Feb 4, 2023 Update
This document contains abstracts for 290 studies published since 1997 that assessed the effects of radiofrequency radiation (RFR) exposure on free radical-related cellular processes.
See pages 164-187 for the Table that summarizes key details about each study.
1. Of the 290 studies published since 1997, 263 studies (91%) reported statistically significant effects of radiofrequency radiation on free radical-related cellular processes; only 27 studies (9%) found no significant effects.
2. Change in cellular free radical status is a consistent effect of radiofrequency radiation exposure.
3. Effects can occur at low specific absorption rates (SAR) or power density of exposure. Seventy studies are marked LI for low intensity (≤ 0.4 W/kg). Of the 70 low intensity exposure studies, 68 studies (91%) reported significant effects on free radical-related cellular processes.
4. Effects have been reported at different frequencies, exposure duration, and modulations, and in different biological systems, cell lines, and animal species. These data support the assertion that “Radiofrequency radiation affects cellular free radical processes.”
5. Most of the studies are live animal (in vivo) studies with long-term exposure, e.g., daily exposure up to several months.
6. Some studies used mobile phones or RFR-emitting devices for exposure (see Table). The SAR and characteristics of RFR in these studies are not well defined. However, these studies should not be overlooked because they represent real-life exposure scenarios. Waveform modulations of RFR during wireless communication usage probably play an important role in biological effects which are not revealed in studies that used a simple form of radiation (e.g., continuous-wave or GSM) and spatially uniform fields. Researchers in bioelectromagnetics should realize that the perfect RFR exposure system simulating real life exposures simply does not exist.
To download the 187-page document (pdf): https://bit.ly/RFR-oxidative-Lai-2023
Government and industry-linked scientists often claim that research on the effects of exposure to EMF is inconsistent, and that more research is needed before health warnings are issued or regulatory exposure limits are strengthened.
Cell phones and other wireless devices also produce static and extremely low frequency (ELF) electromagnetic fields. ELF was classified by the IARC as “possibly carcinogenic to humans” (Group 2B) a decade before RFR received this classification.

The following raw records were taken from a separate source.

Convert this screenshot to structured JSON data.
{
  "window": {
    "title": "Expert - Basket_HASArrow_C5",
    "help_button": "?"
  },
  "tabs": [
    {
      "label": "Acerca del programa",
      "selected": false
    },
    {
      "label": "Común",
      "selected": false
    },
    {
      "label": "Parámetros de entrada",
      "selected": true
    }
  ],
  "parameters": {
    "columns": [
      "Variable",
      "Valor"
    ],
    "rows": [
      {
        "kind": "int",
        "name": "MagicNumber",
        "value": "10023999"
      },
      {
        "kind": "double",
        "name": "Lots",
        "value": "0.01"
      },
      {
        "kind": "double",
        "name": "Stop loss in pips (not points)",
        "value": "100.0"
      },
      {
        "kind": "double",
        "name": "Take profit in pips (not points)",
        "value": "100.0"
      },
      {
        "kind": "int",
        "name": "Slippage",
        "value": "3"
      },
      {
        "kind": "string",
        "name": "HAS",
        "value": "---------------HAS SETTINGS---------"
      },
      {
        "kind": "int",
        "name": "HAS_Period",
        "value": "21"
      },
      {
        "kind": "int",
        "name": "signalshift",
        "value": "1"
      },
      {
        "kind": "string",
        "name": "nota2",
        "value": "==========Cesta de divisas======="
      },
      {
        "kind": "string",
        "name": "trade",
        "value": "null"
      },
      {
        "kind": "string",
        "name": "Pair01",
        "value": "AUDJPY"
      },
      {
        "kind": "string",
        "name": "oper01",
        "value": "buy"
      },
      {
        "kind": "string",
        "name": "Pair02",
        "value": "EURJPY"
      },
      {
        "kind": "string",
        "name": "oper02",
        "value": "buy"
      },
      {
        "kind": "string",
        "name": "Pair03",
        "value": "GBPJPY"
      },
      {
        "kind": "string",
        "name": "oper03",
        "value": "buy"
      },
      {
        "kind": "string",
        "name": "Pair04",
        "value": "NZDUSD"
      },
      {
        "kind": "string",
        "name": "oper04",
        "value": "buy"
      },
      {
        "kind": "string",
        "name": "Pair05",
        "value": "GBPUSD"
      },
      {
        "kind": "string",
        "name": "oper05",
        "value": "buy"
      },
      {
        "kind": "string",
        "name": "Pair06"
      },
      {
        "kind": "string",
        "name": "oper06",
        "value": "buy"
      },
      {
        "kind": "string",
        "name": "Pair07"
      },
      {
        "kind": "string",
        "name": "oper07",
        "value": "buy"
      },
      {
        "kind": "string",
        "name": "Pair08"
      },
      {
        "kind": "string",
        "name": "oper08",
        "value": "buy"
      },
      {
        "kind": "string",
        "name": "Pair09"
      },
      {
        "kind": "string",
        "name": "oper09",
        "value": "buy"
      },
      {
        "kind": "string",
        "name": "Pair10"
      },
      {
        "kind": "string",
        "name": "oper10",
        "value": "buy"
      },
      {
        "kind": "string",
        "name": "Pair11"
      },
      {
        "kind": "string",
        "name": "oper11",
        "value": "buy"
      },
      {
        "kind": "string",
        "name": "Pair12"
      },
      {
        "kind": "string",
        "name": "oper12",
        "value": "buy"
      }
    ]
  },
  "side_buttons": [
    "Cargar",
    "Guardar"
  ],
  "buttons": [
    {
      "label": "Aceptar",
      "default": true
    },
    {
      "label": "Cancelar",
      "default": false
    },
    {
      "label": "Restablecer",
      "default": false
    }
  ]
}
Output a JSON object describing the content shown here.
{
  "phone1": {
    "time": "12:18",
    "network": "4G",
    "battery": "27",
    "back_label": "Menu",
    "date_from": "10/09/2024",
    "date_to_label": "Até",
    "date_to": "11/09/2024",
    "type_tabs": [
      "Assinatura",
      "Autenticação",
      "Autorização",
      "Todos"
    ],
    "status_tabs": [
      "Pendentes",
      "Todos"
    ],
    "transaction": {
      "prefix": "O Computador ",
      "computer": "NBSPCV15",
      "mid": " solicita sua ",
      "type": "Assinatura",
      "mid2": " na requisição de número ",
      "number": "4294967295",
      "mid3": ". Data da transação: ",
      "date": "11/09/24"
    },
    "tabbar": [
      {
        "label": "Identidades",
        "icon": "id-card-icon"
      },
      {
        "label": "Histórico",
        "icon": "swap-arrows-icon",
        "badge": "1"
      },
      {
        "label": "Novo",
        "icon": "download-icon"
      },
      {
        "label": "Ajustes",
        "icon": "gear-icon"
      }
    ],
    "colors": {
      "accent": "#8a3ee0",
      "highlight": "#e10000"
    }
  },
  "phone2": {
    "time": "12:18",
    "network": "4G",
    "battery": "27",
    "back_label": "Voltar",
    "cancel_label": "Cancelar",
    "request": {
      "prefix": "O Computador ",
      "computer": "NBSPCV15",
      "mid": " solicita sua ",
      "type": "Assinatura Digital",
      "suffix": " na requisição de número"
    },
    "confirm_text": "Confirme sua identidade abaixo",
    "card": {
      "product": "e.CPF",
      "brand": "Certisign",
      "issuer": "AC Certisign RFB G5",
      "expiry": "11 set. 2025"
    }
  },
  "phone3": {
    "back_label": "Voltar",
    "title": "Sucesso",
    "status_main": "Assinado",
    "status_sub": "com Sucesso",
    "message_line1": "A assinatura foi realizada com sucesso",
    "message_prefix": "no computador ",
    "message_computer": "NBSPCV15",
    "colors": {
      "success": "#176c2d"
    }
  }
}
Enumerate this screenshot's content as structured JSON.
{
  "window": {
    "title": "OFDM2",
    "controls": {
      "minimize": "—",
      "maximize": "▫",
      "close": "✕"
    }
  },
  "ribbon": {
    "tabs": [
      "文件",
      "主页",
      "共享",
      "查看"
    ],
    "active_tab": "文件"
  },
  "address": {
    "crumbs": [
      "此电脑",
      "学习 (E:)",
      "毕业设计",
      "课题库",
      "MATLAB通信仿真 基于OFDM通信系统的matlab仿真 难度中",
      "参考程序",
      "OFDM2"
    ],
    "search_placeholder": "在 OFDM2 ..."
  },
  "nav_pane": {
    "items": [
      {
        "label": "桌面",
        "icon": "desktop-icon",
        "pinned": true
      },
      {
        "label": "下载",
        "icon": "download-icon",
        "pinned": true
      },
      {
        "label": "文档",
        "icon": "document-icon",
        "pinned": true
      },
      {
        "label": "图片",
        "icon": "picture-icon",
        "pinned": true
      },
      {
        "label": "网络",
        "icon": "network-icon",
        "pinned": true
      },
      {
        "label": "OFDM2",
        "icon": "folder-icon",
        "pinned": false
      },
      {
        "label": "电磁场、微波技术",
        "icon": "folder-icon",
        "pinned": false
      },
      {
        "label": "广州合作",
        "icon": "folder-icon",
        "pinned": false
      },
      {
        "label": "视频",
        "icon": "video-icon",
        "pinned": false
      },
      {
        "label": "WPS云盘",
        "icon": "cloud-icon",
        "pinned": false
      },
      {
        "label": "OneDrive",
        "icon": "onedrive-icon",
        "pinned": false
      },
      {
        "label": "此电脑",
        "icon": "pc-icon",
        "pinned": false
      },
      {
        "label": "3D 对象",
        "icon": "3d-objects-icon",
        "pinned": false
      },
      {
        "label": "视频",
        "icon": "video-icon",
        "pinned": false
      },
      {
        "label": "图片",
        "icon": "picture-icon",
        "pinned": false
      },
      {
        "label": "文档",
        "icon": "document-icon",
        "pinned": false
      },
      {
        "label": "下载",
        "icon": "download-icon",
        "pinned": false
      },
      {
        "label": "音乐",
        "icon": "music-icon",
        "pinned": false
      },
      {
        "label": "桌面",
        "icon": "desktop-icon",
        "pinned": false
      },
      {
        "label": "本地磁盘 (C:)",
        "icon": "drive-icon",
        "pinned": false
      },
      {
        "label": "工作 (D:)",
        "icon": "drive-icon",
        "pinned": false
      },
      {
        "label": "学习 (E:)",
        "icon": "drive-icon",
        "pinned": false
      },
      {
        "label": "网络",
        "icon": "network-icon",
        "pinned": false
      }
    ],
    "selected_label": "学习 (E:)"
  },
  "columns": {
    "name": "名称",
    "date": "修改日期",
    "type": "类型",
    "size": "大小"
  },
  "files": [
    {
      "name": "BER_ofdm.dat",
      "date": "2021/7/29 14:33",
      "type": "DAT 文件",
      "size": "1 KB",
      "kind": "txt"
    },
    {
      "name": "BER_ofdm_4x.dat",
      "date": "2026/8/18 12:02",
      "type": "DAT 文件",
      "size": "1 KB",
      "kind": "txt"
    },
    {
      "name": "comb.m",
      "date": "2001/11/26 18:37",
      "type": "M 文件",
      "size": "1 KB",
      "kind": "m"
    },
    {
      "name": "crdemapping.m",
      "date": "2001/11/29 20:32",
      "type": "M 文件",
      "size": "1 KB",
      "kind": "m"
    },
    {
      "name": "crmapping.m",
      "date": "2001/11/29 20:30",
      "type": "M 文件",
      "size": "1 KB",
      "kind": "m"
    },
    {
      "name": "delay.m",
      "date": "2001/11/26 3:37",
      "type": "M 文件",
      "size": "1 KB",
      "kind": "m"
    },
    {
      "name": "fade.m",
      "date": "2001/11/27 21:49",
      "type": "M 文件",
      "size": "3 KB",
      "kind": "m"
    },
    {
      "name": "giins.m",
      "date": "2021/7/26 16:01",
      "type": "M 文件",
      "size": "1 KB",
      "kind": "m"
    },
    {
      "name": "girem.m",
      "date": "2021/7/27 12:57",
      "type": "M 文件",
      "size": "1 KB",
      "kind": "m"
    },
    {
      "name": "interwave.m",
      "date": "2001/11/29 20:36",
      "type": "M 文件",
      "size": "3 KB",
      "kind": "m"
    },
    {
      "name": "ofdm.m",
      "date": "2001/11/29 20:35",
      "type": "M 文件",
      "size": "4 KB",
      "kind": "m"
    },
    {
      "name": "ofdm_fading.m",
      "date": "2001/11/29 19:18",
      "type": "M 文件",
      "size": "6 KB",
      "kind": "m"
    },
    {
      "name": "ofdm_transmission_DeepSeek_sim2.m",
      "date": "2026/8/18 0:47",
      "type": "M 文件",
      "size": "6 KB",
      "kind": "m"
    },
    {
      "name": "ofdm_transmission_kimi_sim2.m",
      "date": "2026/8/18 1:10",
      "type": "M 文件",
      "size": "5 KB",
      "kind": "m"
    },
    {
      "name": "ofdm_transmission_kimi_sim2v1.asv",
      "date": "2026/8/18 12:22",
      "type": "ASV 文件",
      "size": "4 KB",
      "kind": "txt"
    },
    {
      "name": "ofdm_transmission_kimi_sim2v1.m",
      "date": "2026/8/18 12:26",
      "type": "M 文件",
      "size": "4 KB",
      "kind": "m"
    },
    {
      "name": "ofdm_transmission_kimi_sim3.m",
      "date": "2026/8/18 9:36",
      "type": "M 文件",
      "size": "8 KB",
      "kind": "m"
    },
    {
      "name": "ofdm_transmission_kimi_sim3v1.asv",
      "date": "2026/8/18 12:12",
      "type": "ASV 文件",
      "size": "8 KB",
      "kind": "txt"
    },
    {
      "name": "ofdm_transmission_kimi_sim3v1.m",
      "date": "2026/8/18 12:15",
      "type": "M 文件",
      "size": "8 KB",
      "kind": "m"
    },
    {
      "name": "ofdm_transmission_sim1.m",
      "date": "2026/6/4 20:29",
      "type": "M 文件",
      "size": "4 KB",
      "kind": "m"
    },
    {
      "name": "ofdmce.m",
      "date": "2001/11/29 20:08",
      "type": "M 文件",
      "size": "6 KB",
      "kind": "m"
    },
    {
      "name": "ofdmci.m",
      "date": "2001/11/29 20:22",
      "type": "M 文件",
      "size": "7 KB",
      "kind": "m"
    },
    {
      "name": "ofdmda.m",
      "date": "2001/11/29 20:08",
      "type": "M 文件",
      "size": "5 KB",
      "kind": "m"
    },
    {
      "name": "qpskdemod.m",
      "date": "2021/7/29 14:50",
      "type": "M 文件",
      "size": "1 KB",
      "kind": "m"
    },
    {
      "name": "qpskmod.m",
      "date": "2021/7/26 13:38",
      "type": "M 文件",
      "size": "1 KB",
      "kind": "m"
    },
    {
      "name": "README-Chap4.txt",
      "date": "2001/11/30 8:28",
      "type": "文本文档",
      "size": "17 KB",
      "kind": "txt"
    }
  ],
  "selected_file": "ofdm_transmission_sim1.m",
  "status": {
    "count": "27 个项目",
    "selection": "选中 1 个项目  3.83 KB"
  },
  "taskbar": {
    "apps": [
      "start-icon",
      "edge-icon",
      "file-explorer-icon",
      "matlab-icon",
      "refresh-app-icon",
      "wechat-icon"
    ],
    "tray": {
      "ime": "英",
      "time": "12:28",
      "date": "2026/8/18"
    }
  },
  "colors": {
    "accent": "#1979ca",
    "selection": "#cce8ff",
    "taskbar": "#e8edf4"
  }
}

68% (n=291) of 423 genetic effects studies published since 1990 reported significant effects.
Extremely low frequency and static electromagnetic fields::
91% (n=283) of 311 neurological studies published since 2007 reported significant effects.